MTA: Reliability or price, what matters most?
As I hope you know, the 2011 MTA marine electronics survey is underway right now, but what follows is another in a series of entries derived from the original 2010 data. As usual, I’m a bit amazed at what the MTA guys can slice and dice out of our opinions. Frankly, market intelligence is more mysterious to me than all the wires on Gizmo, but I do understand how this could help the industry serve us better. So please take the 2011 survey, and here’s MTA….
In the last MTA survey of almost 1,000 marine electronics buyers, 8 key product selection criteria were tested against 11 marine electronics market technical segments.
The 8 characteristics included:
2. Key performance
3. User interface/ ease of use
4. Available advanced features
5. Product package
6. Product reliability
7. Low power consumption
8. Integration with other systems
The 11 general product categories (accounting for nearly 70 unique products that were also tested) included:
1. Communication systems
2. Displays and controls
3. Electrical systems and controls
4. Entertainment systems
5. Environmental sensors
6. House systems
7. Mobile systems
8. Navigation systems
9. Power generation systems
10. Propulsion monitoring and control
11. Safety systems
We asked survey respondents to rank the importance of each product selection criteria in each of the technical segments above. Yep. We asked for all that. And yes sir, we got it.
What did we learn? Read on. There is more to this than best performance at the best price.
Reliability: A Matter of Absolute Importance, and Relative Importance
This is a performance-demanding, enthusiast market, so lets start with reliability rating. The top three technical segments, in terms of the average importance given to reliability when selecting specific marine electronics systems included:
Sure, these numbers are powerful, but, perhaps not surprising. However, we would like to point out three simple ideas:
1. At 975 respondents, and average scores around 4.5 on a 5.0 scale, this means that more than 70% of the respondents needed to score reliability a 5.0, or the most important product selection criteria.
2. Within each of these technical segments is a small cluster of specific products, each of whom might have received much lower scores
3. Redundancy was occasionally, but, seldom highlighted as a strategy for achieving higher, or highest, levels of reliability in any category.
And what about that relativity thing? Well, the top three technical segments with the largest gap between average importance rating and average price rating included:
Look familiar? Again, not surprising. Until you start to consider:
1. The inferred average importance score for price (the actuals can be found in the survey results) was approximately 2.9 on that 5.0 scale – or barely of average importance.

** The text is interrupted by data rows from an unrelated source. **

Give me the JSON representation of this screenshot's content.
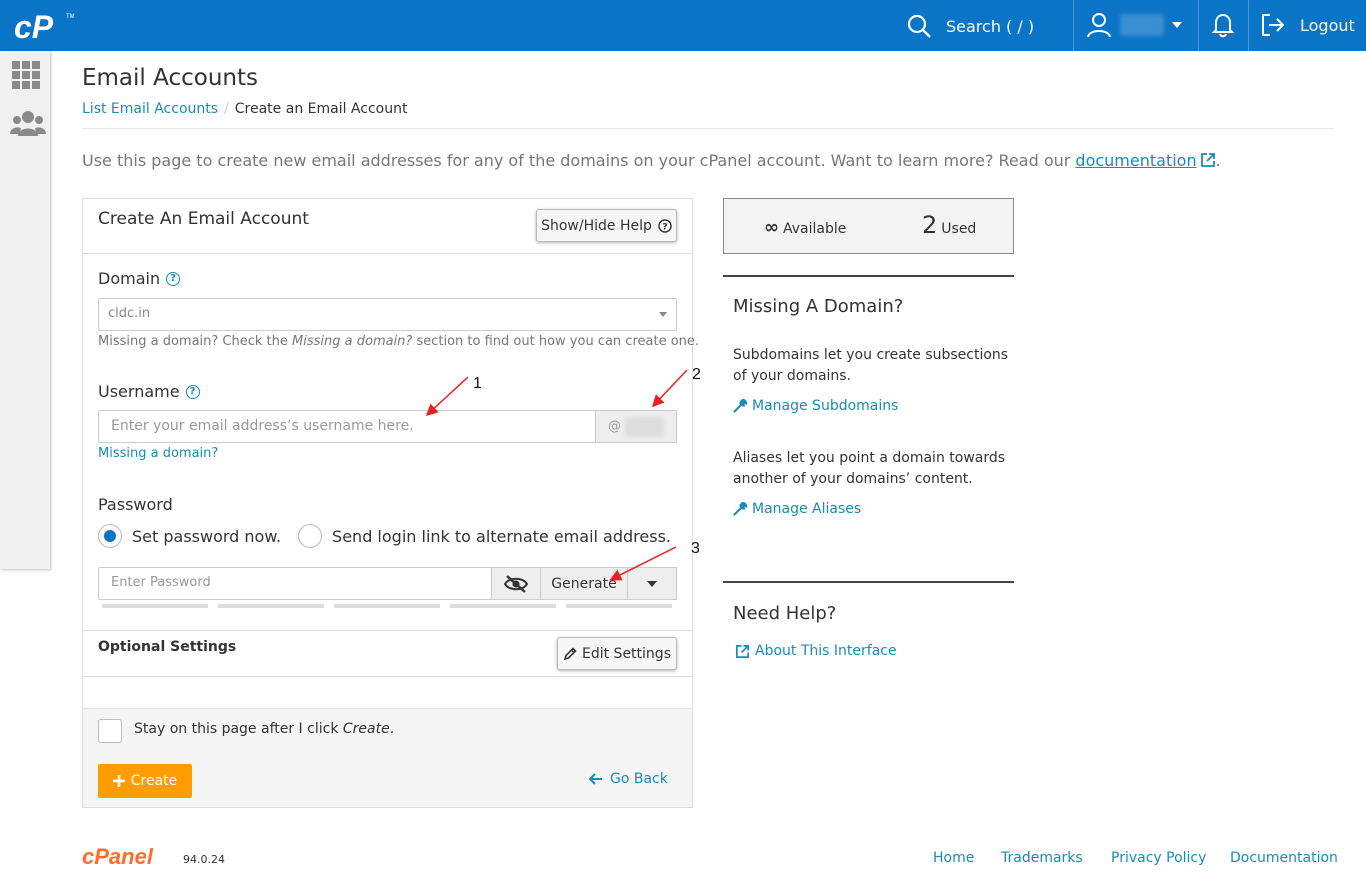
{
  "topbar": {
    "search_label": "Search ( / )",
    "logout_label": "Logout"
  },
  "page": {
    "title": "Email Accounts",
    "breadcrumb_link": "List Email Accounts",
    "breadcrumb_sep": "/",
    "breadcrumb_current": "Create an Email Account",
    "intro_text": "Use this page to create new email addresses for any of the domains on your cPanel account. Want to learn more? Read our",
    "intro_link": "documentation",
    "intro_end": "."
  },
  "form": {
    "title": "Create An Email Account",
    "help_button": "Show/Hide Help",
    "domain_label": "Domain",
    "domain_value": "cldc.in",
    "domain_help_pre": "Missing a domain? Check the",
    "domain_help_em": "Missing a domain?",
    "domain_help_post": "section to find out how you can create one.",
    "username_label": "Username",
    "username_placeholder": "Enter your email address’s username here.",
    "username_at": "@",
    "missing_domain_link": "Missing a domain?",
    "password_label": "Password",
    "radio_set_now": "Set password now.",
    "radio_send_link": "Send login link to alternate email address.",
    "password_placeholder": "Enter Password",
    "generate_label": "Generate",
    "optional_label": "Optional Settings",
    "edit_settings": "Edit Settings",
    "stay_pre": "Stay on this page after I click",
    "stay_em": "Create",
    "stay_post": ".",
    "create_button": "Create",
    "go_back": "Go Back"
  },
  "stats": {
    "available_symbol": "∞",
    "available_label": "Available",
    "used_count": "2",
    "used_label": "Used"
  },
  "right": {
    "missing_title": "Missing A Domain?",
    "subdomains_text": "Subdomains let you create subsections of your domains.",
    "manage_subdomains": "Manage Subdomains",
    "aliases_text": "Aliases let you point a domain towards another of your domains’ content.",
    "manage_aliases": "Manage Aliases",
    "help_title": "Need Help?",
    "about_interface": "About This Interface"
  },
  "annotations": [
    "1",
    "2",
    "3"
  ],
  "footer": {
    "brand": "cPanel",
    "version": "94.0.24",
    "links": [
      "Home",
      "Trademarks",
      "Privacy Policy",
      "Documentation"
    ]
  },
  "colors": {
    "brand_blue": "#0a74c6",
    "link": "#1a8bb8",
    "create_orange": "#ff9c00",
    "cpanel_orange": "#ff6c2c",
    "arrow_red": "#e8231f"
  },
  "icons": [
    "cpanel-logo-icon",
    "search-icon",
    "user-icon",
    "caret-down-icon",
    "bell-icon",
    "logout-icon",
    "grid-icon",
    "users-icon",
    "question-icon",
    "eye-slash-icon",
    "pencil-icon",
    "plus-icon",
    "arrow-left-icon",
    "wrench-icon",
    "external-link-icon",
    "infinity-icon"
  ]
}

2. That kind of rating – average importance – can imply a market that is looking for fair value, not necessarily best price.

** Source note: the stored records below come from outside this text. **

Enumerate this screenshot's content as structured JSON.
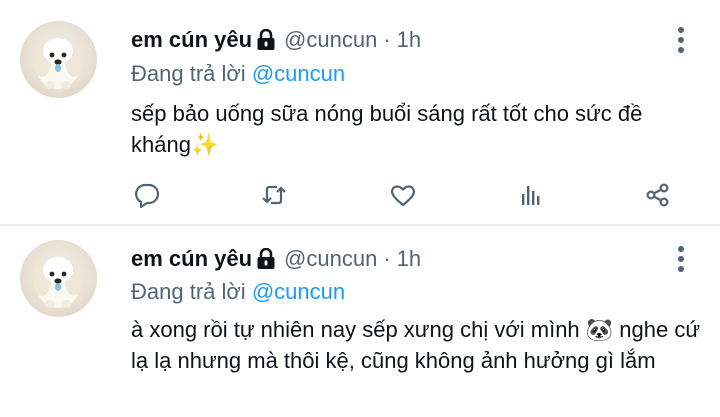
{
  "tweets": [
    {
      "name": "em cún yêu",
      "handle": "@cuncun",
      "separator": "·",
      "time": "1h",
      "reply_prefix": "Đang trả lời",
      "reply_mention": "@cuncun",
      "text": "sếp bảo uống sữa nóng buổi sáng rất tốt cho sức đề kháng✨"
    },
    {
      "name": "em cún yêu",
      "handle": "@cuncun",
      "separator": "·",
      "time": "1h",
      "reply_prefix": "Đang trả lời",
      "reply_mention": "@cuncun",
      "text": "à xong rồi tự nhiên nay sếp xưng chị với mình 🐼 nghe cứ lạ lạ nhưng mà thôi kệ, cũng không ảnh hưởng gì lắm"
    }
  ],
  "icons": {
    "lock": "lock-icon",
    "more": "more-vertical-icon",
    "reply": "reply-icon",
    "retweet": "retweet-icon",
    "like": "like-icon",
    "analytics": "analytics-icon",
    "share": "share-icon"
  },
  "colors": {
    "accent": "#1d9bf0",
    "secondary_text": "#536471",
    "primary_text": "#0f1419",
    "divider": "#e6ecf0"
  }
}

3. When these ideas are combined with the extreme dependence on reliability, it becomes clear to MTA that demand in these markets may be among the least sensitive to price fluctuation.
Where reliability matters, and price sensitivity is anemic, suppliers can easily find themselves giving away margin to gain share. After all, the market is MUCH more concerned with reliability. Better to pitch uptime than saving a dime.
Takeaway: Buyers and Sellers Should Get Aligned on What Matters
And where DOES price matter? And what is the point? Please?
Newsflash: According to the MTA survey, marine electronics users in the consumer market segment are not very price sensitive when they are specifying, qualifying and selection their solutions.
Okay, no BIG surprise here. Or is there?
Displays and Controls are only the captain’s interface to some of those systems above that respondents stated were ‘Most Important’. Mobile Systems continue to grow in importance on recreational vessels, or do they? And if they do, why are these devices not even LESS price sensitive?
On the other hand, if both of these technical segments are being ‘commoditized’ (primary differentiator is price, when most technical performance, availability and other key parameters are even), should not the price sensitivity be higher?
Well, here is a consideration: The average reliability rating for these same categories was 1.07 higher on average than their price sensitivity score. In other words, even those market segments ‘under siege’ (more on that later) by competitive, technical and commodity forces, are still not that price sensitive, at least not on the product evaluation and selection phase(s).
If the market can get and stay aligned on these two issues, there are many reasons to believe that buyers will get better value, and suppliers better margin. We all win.